Extracted material START

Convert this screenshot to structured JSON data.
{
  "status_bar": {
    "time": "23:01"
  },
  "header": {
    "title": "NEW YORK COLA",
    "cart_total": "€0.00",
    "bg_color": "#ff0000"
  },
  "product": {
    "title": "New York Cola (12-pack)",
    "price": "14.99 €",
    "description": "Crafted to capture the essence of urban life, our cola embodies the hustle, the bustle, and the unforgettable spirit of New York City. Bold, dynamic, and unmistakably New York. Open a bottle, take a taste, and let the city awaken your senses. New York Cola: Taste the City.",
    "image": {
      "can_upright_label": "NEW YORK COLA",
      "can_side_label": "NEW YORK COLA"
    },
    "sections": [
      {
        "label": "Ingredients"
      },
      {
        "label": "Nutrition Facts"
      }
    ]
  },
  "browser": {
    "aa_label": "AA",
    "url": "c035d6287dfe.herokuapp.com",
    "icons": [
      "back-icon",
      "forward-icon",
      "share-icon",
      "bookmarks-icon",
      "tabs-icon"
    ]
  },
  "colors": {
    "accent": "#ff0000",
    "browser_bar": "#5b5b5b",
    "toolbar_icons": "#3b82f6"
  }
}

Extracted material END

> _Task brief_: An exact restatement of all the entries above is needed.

> _Your solution_:
Convert this screenshot to structured JSON data.
{
  "status_bar": {
    "time": "23:01"
  },
  "header": {
    "title": "NEW YORK COLA",
    "cart_total": "€0.00",
    "bg_color": "#ff0000"
  },
  "product": {
    "title": "New York Cola (12-pack)",
    "price": "14.99 €",
    "description": "Crafted to capture the essence of urban life, our cola embodies the hustle, the bustle, and the unforgettable spirit of New York City. Bold, dynamic, and unmistakably New York. Open a bottle, take a taste, and let the city awaken your senses. New York Cola: Taste the City.",
    "image": {
      "can_upright_label": "NEW YORK COLA",
      "can_side_label": "NEW YORK COLA"
    },
    "sections": [
      {
        "label": "Ingredients"
      },
      {
        "label": "Nutrition Facts"
      }
    ]
  },
  "browser": {
    "aa_label": "AA",
    "url": "c035d6287dfe.herokuapp.com",
    "icons": [
      "back-icon",
      "forward-icon",
      "share-icon",
      "bookmarks-icon",
      "tabs-icon"
    ]
  },
  "colors": {
    "accent": "#ff0000",
    "browser_bar": "#5b5b5b",
    "toolbar_icons": "#3b82f6"
  }
}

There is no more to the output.